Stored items
☆ ☆ ☆

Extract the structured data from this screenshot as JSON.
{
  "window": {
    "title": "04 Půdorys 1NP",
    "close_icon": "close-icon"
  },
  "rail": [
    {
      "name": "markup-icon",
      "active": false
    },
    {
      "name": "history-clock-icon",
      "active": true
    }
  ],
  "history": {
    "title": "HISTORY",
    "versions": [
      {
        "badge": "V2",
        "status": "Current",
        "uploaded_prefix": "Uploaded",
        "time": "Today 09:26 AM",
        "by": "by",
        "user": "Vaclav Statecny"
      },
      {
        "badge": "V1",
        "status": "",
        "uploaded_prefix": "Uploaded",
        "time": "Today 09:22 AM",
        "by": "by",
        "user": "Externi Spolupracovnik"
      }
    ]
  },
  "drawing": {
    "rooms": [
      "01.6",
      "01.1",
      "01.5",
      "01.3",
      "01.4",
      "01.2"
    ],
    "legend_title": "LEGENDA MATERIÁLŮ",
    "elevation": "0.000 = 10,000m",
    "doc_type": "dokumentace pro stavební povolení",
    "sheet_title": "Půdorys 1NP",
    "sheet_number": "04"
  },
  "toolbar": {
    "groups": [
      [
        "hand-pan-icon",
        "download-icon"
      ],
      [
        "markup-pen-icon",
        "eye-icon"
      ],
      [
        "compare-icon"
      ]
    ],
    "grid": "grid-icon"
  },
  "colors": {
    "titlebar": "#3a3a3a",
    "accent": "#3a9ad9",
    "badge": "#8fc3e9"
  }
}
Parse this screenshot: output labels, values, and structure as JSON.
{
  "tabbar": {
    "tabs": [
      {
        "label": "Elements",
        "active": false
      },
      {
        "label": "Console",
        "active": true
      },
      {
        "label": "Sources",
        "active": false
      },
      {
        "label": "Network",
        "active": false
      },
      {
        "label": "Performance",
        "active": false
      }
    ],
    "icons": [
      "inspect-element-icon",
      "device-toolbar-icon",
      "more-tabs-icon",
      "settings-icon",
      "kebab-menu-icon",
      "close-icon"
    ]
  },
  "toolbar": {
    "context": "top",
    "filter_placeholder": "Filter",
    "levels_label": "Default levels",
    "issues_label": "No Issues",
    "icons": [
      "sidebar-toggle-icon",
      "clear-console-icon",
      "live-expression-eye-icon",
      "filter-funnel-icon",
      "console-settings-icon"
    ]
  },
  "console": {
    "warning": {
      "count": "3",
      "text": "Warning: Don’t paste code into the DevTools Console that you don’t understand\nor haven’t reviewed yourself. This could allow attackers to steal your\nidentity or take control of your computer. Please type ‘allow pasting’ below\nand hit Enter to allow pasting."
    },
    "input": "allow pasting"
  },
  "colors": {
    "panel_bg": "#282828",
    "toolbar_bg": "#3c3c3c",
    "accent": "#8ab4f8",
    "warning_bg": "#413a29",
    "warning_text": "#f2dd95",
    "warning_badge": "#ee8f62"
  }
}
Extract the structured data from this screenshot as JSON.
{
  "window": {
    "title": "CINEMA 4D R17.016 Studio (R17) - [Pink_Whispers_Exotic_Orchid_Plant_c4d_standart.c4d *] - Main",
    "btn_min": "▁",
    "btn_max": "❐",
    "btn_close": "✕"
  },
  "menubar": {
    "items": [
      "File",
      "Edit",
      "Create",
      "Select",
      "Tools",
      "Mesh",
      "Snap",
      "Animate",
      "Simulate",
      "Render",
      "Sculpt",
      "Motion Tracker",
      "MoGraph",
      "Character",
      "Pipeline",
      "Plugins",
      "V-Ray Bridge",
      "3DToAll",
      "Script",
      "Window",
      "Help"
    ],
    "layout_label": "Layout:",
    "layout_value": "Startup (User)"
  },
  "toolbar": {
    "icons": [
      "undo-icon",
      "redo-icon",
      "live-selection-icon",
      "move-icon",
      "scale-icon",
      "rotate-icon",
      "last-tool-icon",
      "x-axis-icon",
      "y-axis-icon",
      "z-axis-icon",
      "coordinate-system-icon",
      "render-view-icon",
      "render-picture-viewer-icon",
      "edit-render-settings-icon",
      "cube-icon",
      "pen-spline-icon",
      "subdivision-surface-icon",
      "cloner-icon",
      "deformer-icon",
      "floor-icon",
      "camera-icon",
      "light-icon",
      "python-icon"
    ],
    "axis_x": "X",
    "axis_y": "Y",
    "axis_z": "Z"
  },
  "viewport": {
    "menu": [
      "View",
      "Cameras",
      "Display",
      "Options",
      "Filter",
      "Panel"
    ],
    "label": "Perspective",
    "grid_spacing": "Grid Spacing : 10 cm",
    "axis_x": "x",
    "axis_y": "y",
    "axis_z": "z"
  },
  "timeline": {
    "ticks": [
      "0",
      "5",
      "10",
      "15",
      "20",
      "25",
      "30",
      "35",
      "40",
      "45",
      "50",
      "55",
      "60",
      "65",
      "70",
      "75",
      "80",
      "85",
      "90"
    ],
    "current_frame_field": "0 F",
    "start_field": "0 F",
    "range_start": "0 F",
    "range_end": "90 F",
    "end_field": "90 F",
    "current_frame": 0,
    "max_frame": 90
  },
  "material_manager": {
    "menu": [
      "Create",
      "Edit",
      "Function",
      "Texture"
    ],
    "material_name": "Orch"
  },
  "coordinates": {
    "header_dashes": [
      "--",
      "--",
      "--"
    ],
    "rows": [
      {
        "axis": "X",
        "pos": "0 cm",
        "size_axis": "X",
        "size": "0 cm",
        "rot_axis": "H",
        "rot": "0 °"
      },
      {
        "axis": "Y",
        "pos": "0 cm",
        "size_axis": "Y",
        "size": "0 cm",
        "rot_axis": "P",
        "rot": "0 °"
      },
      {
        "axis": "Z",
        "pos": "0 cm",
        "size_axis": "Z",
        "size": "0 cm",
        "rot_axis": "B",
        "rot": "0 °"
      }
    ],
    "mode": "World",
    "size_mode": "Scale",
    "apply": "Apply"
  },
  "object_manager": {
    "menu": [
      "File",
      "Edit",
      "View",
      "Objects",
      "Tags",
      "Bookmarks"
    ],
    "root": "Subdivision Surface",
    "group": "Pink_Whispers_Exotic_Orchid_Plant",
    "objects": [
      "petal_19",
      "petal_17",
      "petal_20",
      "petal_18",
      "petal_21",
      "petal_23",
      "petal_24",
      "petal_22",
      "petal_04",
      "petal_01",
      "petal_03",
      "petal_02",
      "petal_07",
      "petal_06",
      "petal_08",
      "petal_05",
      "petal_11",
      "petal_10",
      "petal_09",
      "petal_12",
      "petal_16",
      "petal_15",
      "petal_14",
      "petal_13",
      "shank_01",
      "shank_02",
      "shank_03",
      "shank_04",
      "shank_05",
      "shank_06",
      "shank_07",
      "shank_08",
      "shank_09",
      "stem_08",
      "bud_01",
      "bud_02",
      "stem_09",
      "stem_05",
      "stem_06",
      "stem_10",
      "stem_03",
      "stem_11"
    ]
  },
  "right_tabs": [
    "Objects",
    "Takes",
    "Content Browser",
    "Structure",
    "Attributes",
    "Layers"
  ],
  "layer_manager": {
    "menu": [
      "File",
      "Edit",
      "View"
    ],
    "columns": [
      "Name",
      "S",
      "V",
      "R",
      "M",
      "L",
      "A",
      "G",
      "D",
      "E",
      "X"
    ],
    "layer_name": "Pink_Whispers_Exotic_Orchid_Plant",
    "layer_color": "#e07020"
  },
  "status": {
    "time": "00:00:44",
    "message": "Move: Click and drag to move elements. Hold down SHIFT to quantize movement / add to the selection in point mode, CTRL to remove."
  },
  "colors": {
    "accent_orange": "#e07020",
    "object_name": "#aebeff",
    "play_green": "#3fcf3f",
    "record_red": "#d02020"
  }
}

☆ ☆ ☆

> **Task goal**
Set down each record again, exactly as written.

> **Output for this exercise**
Extract the structured data from this screenshot as JSON.
{
  "window": {
    "title": "04 Půdorys 1NP",
    "close_icon": "close-icon"
  },
  "rail": [
    {
      "name": "markup-icon",
      "active": false
    },
    {
      "name": "history-clock-icon",
      "active": true
    }
  ],
  "history": {
    "title": "HISTORY",
    "versions": [
      {
        "badge": "V2",
        "status": "Current",
        "uploaded_prefix": "Uploaded",
        "time": "Today 09:26 AM",
        "by": "by",
        "user": "Vaclav Statecny"
      },
      {
        "badge": "V1",
        "status": "",
        "uploaded_prefix": "Uploaded",
        "time": "Today 09:22 AM",
        "by": "by",
        "user": "Externi Spolupracovnik"
      }
    ]
  },
  "drawing": {
    "rooms": [
      "01.6",
      "01.1",
      "01.5",
      "01.3",
      "01.4",
      "01.2"
    ],
    "legend_title": "LEGENDA MATERIÁLŮ",
    "elevation": "0.000 = 10,000m",
    "doc_type": "dokumentace pro stavební povolení",
    "sheet_title": "Půdorys 1NP",
    "sheet_number": "04"
  },
  "toolbar": {
    "groups": [
      [
        "hand-pan-icon",
        "download-icon"
      ],
      [
        "markup-pen-icon",
        "eye-icon"
      ],
      [
        "compare-icon"
      ]
    ],
    "grid": "grid-icon"
  },
  "colors": {
    "titlebar": "#3a3a3a",
    "accent": "#3a9ad9",
    "badge": "#8fc3e9"
  }
}
Parse this screenshot: output labels, values, and structure as JSON.
{
  "tabbar": {
    "tabs": [
      {
        "label": "Elements",
        "active": false
      },
      {
        "label": "Console",
        "active": true
      },
      {
        "label": "Sources",
        "active": false
      },
      {
        "label": "Network",
        "active": false
      },
      {
        "label": "Performance",
        "active": false
      }
    ],
    "icons": [
      "inspect-element-icon",
      "device-toolbar-icon",
      "more-tabs-icon",
      "settings-icon",
      "kebab-menu-icon",
      "close-icon"
    ]
  },
  "toolbar": {
    "context": "top",
    "filter_placeholder": "Filter",
    "levels_label": "Default levels",
    "issues_label": "No Issues",
    "icons": [
      "sidebar-toggle-icon",
      "clear-console-icon",
      "live-expression-eye-icon",
      "filter-funnel-icon",
      "console-settings-icon"
    ]
  },
  "console": {
    "warning": {
      "count": "3",
      "text": "Warning: Don’t paste code into the DevTools Console that you don’t understand\nor haven’t reviewed yourself. This could allow attackers to steal your\nidentity or take control of your computer. Please type ‘allow pasting’ below\nand hit Enter to allow pasting."
    },
    "input": "allow pasting"
  },
  "colors": {
    "panel_bg": "#282828",
    "toolbar_bg": "#3c3c3c",
    "accent": "#8ab4f8",
    "warning_bg": "#413a29",
    "warning_text": "#f2dd95",
    "warning_badge": "#ee8f62"
  }
}
Extract the structured data from this screenshot as JSON.
{
  "window": {
    "title": "CINEMA 4D R17.016 Studio (R17) - [Pink_Whispers_Exotic_Orchid_Plant_c4d_standart.c4d *] - Main",
    "btn_min": "▁",
    "btn_max": "❐",
    "btn_close": "✕"
  },
  "menubar": {
    "items": [
      "File",
      "Edit",
      "Create",
      "Select",
      "Tools",
      "Mesh",
      "Snap",
      "Animate",
      "Simulate",
      "Render",
      "Sculpt",
      "Motion Tracker",
      "MoGraph",
      "Character",
      "Pipeline",
      "Plugins",
      "V-Ray Bridge",
      "3DToAll",
      "Script",
      "Window",
      "Help"
    ],
    "layout_label": "Layout:",
    "layout_value": "Startup (User)"
  },
  "toolbar": {
    "icons": [
      "undo-icon",
      "redo-icon",
      "live-selection-icon",
      "move-icon",
      "scale-icon",
      "rotate-icon",
      "last-tool-icon",
      "x-axis-icon",
      "y-axis-icon",
      "z-axis-icon",
      "coordinate-system-icon",
      "render-view-icon",
      "render-picture-viewer-icon",
      "edit-render-settings-icon",
      "cube-icon",
      "pen-spline-icon",
      "subdivision-surface-icon",
      "cloner-icon",
      "deformer-icon",
      "floor-icon",
      "camera-icon",
      "light-icon",
      "python-icon"
    ],
    "axis_x": "X",
    "axis_y": "Y",
    "axis_z": "Z"
  },
  "viewport": {
    "menu": [
      "View",
      "Cameras",
      "Display",
      "Options",
      "Filter",
      "Panel"
    ],
    "label": "Perspective",
    "grid_spacing": "Grid Spacing : 10 cm",
    "axis_x": "x",
    "axis_y": "y",
    "axis_z": "z"
  },
  "timeline": {
    "ticks": [
      "0",
      "5",
      "10",
      "15",
      "20",
      "25",
      "30",
      "35",
      "40",
      "45",
      "50",
      "55",
      "60",
      "65",
      "70",
      "75",
      "80",
      "85",
      "90"
    ],
    "current_frame_field": "0 F",
    "start_field": "0 F",
    "range_start": "0 F",
    "range_end": "90 F",
    "end_field": "90 F",
    "current_frame": 0,
    "max_frame": 90
  },
  "material_manager": {
    "menu": [
      "Create",
      "Edit",
      "Function",
      "Texture"
    ],
    "material_name": "Orch"
  },
  "coordinates": {
    "header_dashes": [
      "--",
      "--",
      "--"
    ],
    "rows": [
      {
        "axis": "X",
        "pos": "0 cm",
        "size_axis": "X",
        "size": "0 cm",
        "rot_axis": "H",
        "rot": "0 °"
      },
      {
        "axis": "Y",
        "pos": "0 cm",
        "size_axis": "Y",
        "size": "0 cm",
        "rot_axis": "P",
        "rot": "0 °"
      },
      {
        "axis": "Z",
        "pos": "0 cm",
        "size_axis": "Z",
        "size": "0 cm",
        "rot_axis": "B",
        "rot": "0 °"
      }
    ],
    "mode": "World",
    "size_mode": "Scale",
    "apply": "Apply"
  },
  "object_manager": {
    "menu": [
      "File",
      "Edit",
      "View",
      "Objects",
      "Tags",
      "Bookmarks"
    ],
    "root": "Subdivision Surface",
    "group": "Pink_Whispers_Exotic_Orchid_Plant",
    "objects": [
      "petal_19",
      "petal_17",
      "petal_20",
      "petal_18",
      "petal_21",
      "petal_23",
      "petal_24",
      "petal_22",
      "petal_04",
      "petal_01",
      "petal_03",
      "petal_02",
      "petal_07",
      "petal_06",
      "petal_08",
      "petal_05",
      "petal_11",
      "petal_10",
      "petal_09",
      "petal_12",
      "petal_16",
      "petal_15",
      "petal_14",
      "petal_13",
      "shank_01",
      "shank_02",
      "shank_03",
      "shank_04",
      "shank_05",
      "shank_06",
      "shank_07",
      "shank_08",
      "shank_09",
      "stem_08",
      "bud_01",
      "bud_02",
      "stem_09",
      "stem_05",
      "stem_06",
      "stem_10",
      "stem_03",
      "stem_11"
    ]
  },
  "right_tabs": [
    "Objects",
    "Takes",
    "Content Browser",
    "Structure",
    "Attributes",
    "Layers"
  ],
  "layer_manager": {
    "menu": [
      "File",
      "Edit",
      "View"
    ],
    "columns": [
      "Name",
      "S",
      "V",
      "R",
      "M",
      "L",
      "A",
      "G",
      "D",
      "E",
      "X"
    ],
    "layer_name": "Pink_Whispers_Exotic_Orchid_Plant",
    "layer_color": "#e07020"
  },
  "status": {
    "time": "00:00:44",
    "message": "Move: Click and drag to move elements. Hold down SHIFT to quantize movement / add to the selection in point mode, CTRL to remove."
  },
  "colors": {
    "accent_orange": "#e07020",
    "object_name": "#aebeff",
    "play_green": "#3fcf3f",
    "record_red": "#d02020"
  }
}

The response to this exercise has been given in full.